I felt less excited about Friday nights and weekends as well. I didn’t feel the need to compile all of my plans and wait for the weekend to do them. The beach is right there, and if somehow, you’re bored of the ocean, there’s the nearby river or falls. And even if I’m not physically dipping my feet in the water, just the thought of it being near me — surrounding me — is enough to feel less caged and live even for a few minutes like I’m in high school again, with assignments and other school work my only concern. The clock moves the same but life is somehow slower and more intentional.
Home is where your heart is, and right now, it’s also where your career is. But home, as this short trip has proven to me, is not a physical place but a collection of things that gives you comfort. Working in Zambales for a few weeks has reminded me that life and work can co-exist and that, indeed, they are interconnected — the life choices I’ve made have led me to this job and this job lets me work remotely and travel at the same time. It has reaffirmed to me that work can and will be too stressful to handle sometimes, and it’s up to me to find ways to keep my head in the game. And sometimes you find it in working in a different place than your usual ‘home.’
The last time I went to Makati, the city had grown eerily silent — same bright lights, but less vibrant without its people. Other friends working in the city have gone home to their respective provinces to resume work, and Makati, which used to be the center of life for people in corporate jobs, became a once-a-month destination to meet friends who are still office-bound. It’s only reasonable to move out of your city home, which you chose because of its proximity to the office, and opt for a different place to live in — less crowded and with a lower risk of contracting the virus. After pay cuts, layoffs and furloughs, it’s harder to find a reason to stay in an expensive condo or apartment.
Working in a place that doubles as a tourist spot is a product of the new world we are living in. But would it become more mainstream post-COVID? Does it fit the Filipino lifestyle? And will more companies continue their WFH setup even after the pandemic is over?
Well, this is only the first year since the pandemic. After COVID-19 changed a lot of norms and concepts we’ve known, who’s to say which trend will caught on or which will be old news by next year or the year after that? Maybe this concept of work merging with a short respite and even tourism is one answer to the search for work-life balance. Maybe this will become more attractive for Filipinos in the future as more options get developed by the tourism industry and private businesses.
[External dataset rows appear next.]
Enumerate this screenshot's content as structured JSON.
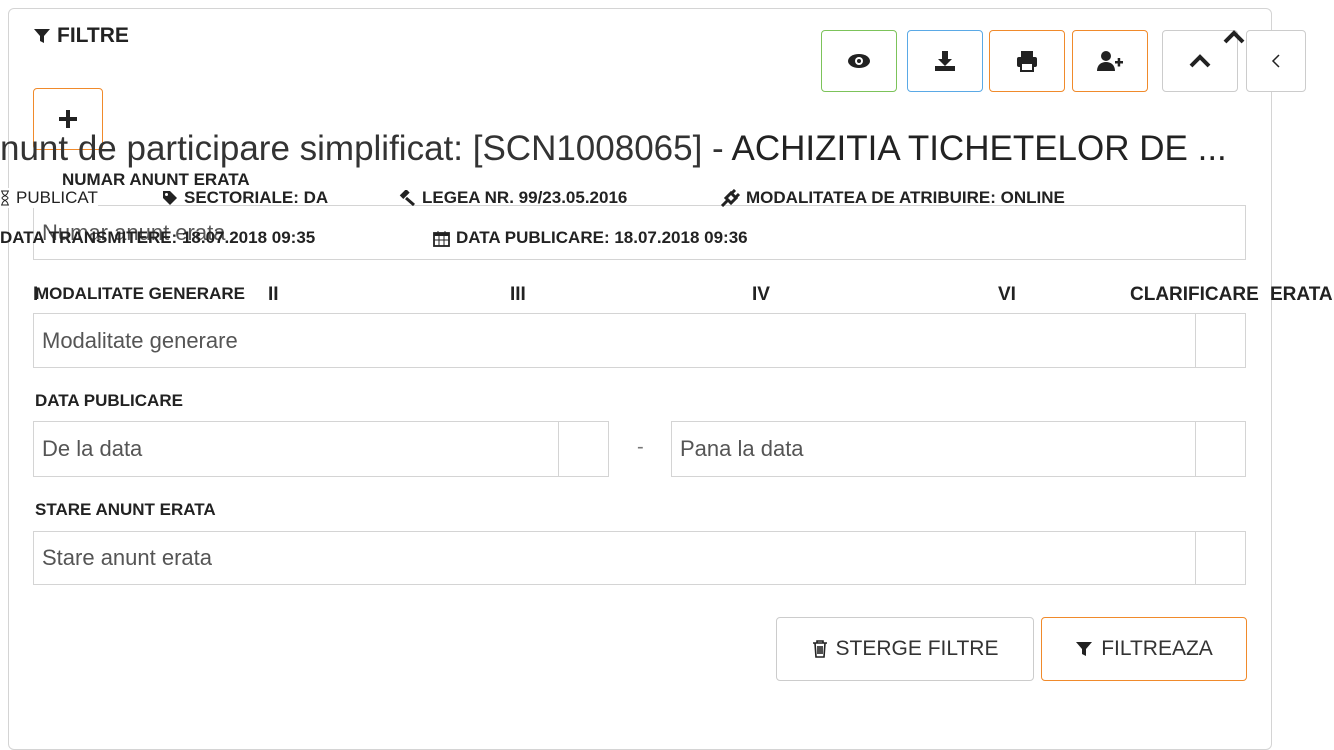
{
  "filters": {
    "title": "FILTRE",
    "numar_label": "NUMAR ANUNT ERATA",
    "numar_placeholder": "Numar anunt erata",
    "modalitate_label": "MODALITATE GENERARE",
    "modalitate_placeholder": "Modalitate generare",
    "data_label": "DATA PUBLICARE",
    "de_la_placeholder": "De la data",
    "separator": "-",
    "pana_la_placeholder": "Pana la data",
    "stare_label": "STARE ANUNT ERATA",
    "stare_placeholder": "Stare anunt erata",
    "clear_label": "STERGE FILTRE",
    "apply_label": "FILTREAZA"
  },
  "toolbar": {
    "icons": [
      "eye-icon",
      "download-icon",
      "print-icon",
      "add-user-icon",
      "chevron-up-icon",
      "chevron-left-icon"
    ],
    "colors": {
      "view": "#7cc35a",
      "download": "#5aa9e6",
      "print": "#f08a2b",
      "add_user": "#f08a2b",
      "default": "#cccccc"
    }
  },
  "notice": {
    "title_prefix": "nunt de participare simplificat: [SCN1008065] - ",
    "title_strong": "ACHIZITIA TICHETELOR DE ...",
    "status": "PUBLICAT",
    "sectoriale": "SECTORIALE: DA",
    "legea": "LEGEA NR. 99/23.05.2016",
    "modalitate": "MODALITATEA DE ATRIBUIRE: ONLINE",
    "data_transmitere": "DATA TRANSMITERE: 18.07.2018 09:35",
    "data_publicare": "DATA PUBLICARE: 18.07.2018 09:36"
  },
  "tabs": [
    "I",
    "II",
    "III",
    "IV",
    "VI",
    "CLARIFICARE",
    "ERATA"
  ],
  "accent": "#f08a2b"
}
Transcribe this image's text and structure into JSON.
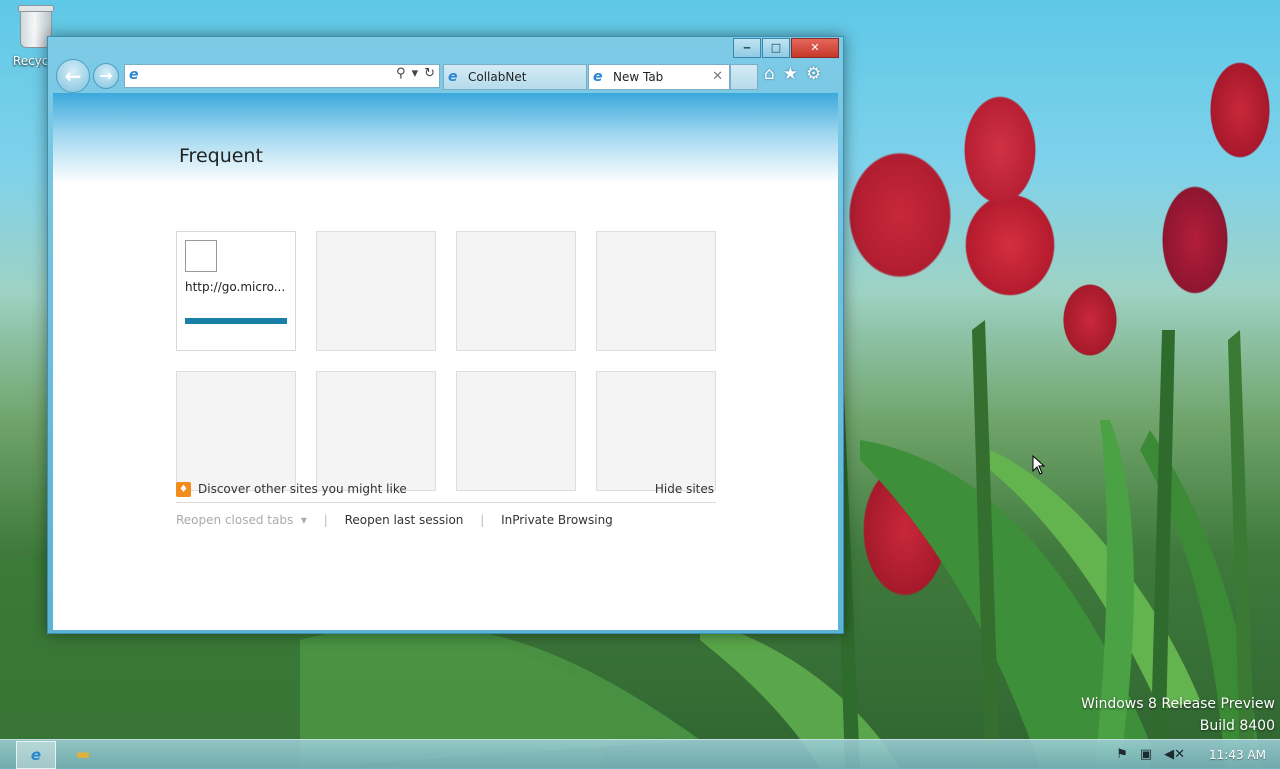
{
  "desktop": {
    "recycle_bin_label": "Recycle",
    "watermark_line1": "Windows 8 Release Preview",
    "watermark_line2": "Build 8400"
  },
  "browser": {
    "window_controls": {
      "minimize": "‒",
      "maximize": "□",
      "close": "✕"
    },
    "address": {
      "value": "",
      "placeholder": ""
    },
    "tabs": [
      {
        "label": "CollabNet",
        "active": false
      },
      {
        "label": "New Tab",
        "active": true
      }
    ],
    "tab_close": "✕",
    "toolbar_icons": [
      "home-icon",
      "favorites-star-icon",
      "settings-gear-icon"
    ]
  },
  "new_tab_page": {
    "title": "Frequent",
    "tiles": [
      {
        "url": "http://go.micro..."
      },
      {
        "url": ""
      },
      {
        "url": ""
      },
      {
        "url": ""
      },
      {
        "url": ""
      },
      {
        "url": ""
      },
      {
        "url": ""
      },
      {
        "url": ""
      }
    ],
    "discover_text": "Discover other sites you might like",
    "hide_sites": "Hide sites",
    "reopen_closed_tabs": "Reopen closed tabs",
    "reopen_last_session": "Reopen last session",
    "inprivate": "InPrivate Browsing"
  },
  "taskbar": {
    "clock": "11:43 AM"
  },
  "colors": {
    "tile_bar": "#1a7fa6",
    "accent": "#3ba8dc"
  }
}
The changes in the way of life that we’re seeing right now are nothing but a small glimpse of what the future could be like. We don’t know yet the extent of the changes or how these would affect us in the long run. The post-COVID-19 world is hard to predict. We are the guinea pigs, and not only are we tested on but we also have to formulate the remedies for going back to ‘normal’ or ‘the new strange,’ as author Rishad Tobaccowala said. Nevertheless, we beat on, boats wherever the current may take us, ceaselessly into the future.